[Input data]
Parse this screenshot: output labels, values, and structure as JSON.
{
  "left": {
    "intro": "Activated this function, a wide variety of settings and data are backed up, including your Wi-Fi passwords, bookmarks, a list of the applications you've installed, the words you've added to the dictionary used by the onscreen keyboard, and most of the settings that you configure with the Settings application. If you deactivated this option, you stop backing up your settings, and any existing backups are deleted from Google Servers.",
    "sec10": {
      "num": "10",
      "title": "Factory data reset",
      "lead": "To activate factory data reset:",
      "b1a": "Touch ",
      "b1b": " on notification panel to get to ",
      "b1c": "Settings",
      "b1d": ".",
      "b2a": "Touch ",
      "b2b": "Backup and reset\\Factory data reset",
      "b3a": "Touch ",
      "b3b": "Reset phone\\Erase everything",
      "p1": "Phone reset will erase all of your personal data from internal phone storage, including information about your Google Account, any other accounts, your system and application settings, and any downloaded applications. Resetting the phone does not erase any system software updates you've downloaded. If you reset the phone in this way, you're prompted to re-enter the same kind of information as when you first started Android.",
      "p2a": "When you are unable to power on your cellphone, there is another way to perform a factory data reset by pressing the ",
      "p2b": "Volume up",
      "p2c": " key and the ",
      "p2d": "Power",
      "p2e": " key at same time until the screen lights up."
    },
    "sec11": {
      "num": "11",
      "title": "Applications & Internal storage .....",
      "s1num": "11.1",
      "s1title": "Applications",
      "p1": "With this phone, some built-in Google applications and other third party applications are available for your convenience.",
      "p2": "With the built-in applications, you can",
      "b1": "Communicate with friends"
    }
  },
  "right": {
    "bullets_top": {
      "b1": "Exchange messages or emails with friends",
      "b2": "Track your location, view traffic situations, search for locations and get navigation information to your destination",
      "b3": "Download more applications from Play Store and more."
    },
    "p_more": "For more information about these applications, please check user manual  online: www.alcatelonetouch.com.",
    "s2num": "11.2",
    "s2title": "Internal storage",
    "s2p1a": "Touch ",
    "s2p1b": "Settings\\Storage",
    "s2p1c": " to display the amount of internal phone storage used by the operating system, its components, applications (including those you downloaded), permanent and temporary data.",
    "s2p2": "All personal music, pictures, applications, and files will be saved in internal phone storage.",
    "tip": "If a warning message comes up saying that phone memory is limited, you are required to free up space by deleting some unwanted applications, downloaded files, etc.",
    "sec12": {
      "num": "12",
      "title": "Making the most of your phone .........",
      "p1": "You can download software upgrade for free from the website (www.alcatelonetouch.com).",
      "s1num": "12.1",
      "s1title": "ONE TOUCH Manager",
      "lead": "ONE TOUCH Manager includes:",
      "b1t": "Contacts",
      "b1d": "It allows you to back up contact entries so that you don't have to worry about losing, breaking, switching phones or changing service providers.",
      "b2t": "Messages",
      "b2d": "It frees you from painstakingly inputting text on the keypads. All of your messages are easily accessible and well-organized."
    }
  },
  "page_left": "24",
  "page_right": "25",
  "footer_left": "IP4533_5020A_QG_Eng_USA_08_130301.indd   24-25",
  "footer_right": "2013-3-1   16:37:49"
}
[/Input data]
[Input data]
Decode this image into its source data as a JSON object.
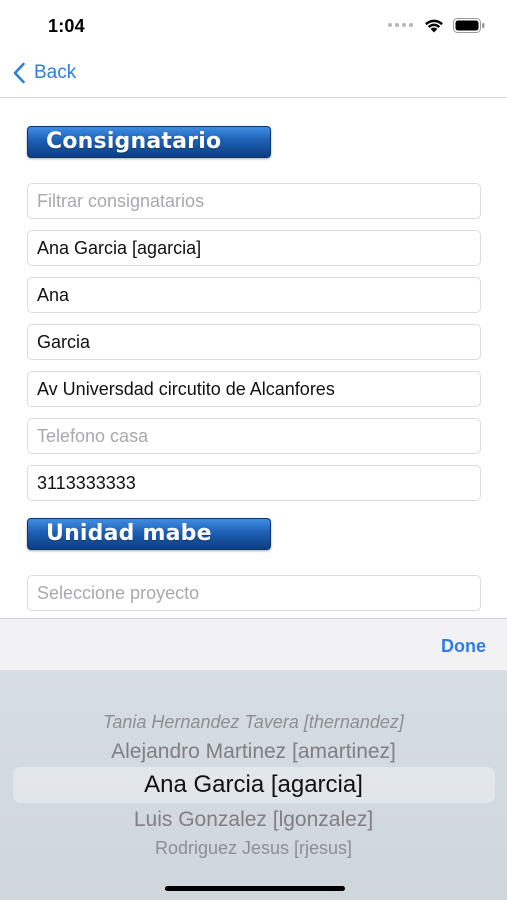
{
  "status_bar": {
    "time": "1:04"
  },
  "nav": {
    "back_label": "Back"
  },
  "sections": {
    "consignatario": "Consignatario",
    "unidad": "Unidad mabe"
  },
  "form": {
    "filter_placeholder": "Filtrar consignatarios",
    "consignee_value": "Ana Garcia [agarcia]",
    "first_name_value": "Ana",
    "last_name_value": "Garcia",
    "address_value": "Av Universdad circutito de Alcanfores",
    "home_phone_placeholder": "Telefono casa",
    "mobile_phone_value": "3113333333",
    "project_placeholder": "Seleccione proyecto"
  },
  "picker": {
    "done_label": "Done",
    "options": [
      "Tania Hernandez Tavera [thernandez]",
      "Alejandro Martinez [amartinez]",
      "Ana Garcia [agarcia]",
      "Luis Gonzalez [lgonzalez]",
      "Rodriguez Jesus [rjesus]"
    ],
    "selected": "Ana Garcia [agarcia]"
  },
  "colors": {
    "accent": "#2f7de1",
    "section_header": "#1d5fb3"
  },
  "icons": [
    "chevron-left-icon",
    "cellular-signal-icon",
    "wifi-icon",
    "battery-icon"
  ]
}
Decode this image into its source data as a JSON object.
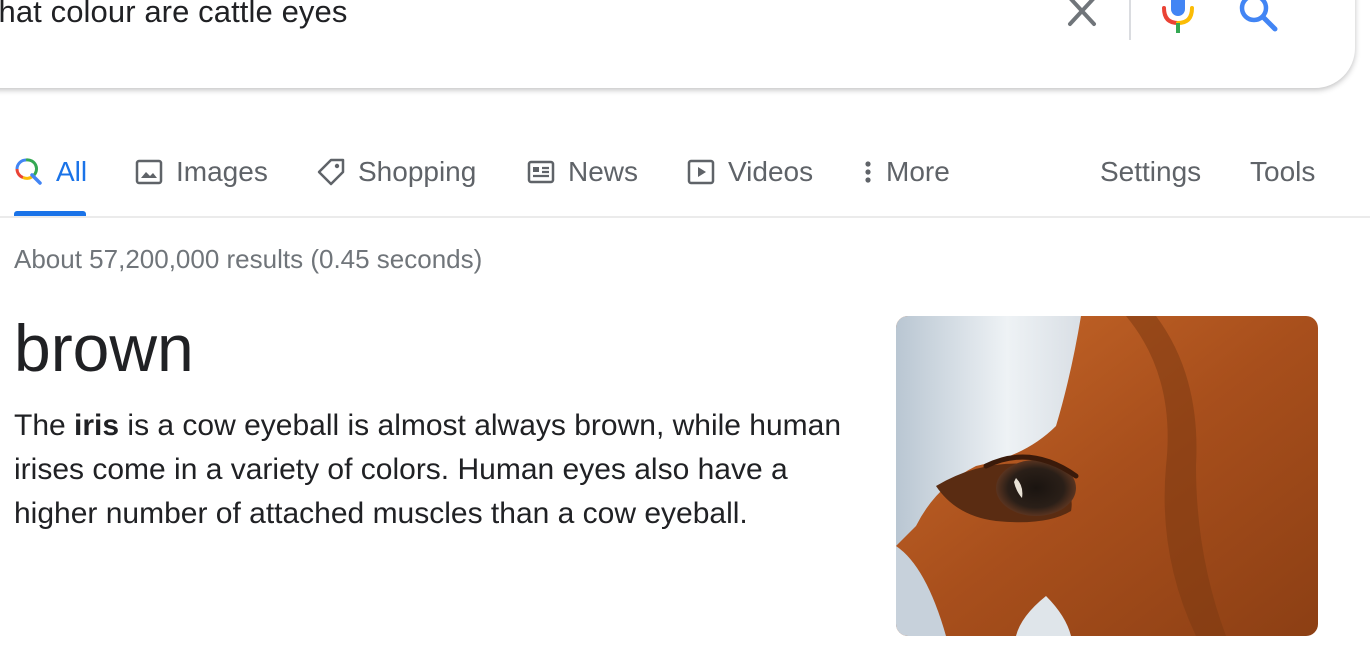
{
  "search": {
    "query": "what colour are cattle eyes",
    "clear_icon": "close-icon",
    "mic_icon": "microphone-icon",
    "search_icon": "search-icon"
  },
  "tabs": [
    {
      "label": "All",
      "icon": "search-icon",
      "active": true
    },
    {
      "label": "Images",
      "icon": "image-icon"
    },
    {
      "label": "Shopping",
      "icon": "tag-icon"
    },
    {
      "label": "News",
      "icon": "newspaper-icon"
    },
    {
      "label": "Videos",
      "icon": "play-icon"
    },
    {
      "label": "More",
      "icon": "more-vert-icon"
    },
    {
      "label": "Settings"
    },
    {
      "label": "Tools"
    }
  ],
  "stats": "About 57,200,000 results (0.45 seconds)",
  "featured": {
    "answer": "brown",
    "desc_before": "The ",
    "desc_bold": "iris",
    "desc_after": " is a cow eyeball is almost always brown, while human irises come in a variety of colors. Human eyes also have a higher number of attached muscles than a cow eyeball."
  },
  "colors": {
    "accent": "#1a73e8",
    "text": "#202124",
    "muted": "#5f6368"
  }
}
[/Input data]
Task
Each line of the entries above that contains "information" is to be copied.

Your response
      "p1": "Phone reset will erase all of your personal data from internal phone storage, including information about your Google Account, any other accounts, your system and application settings, and any downloaded applications. Resetting the phone does not erase any system software updates you've downloaded. If you reset the phone in this way, you're prompted to re-enter the same kind of information as when you first started Android.",
      "b2": "Track your location, view traffic situations, search for locations and get navigation information to your destination",
    "p_more": "For more information about these applications, please check user manual  online: www.alcatelonetouch.com.",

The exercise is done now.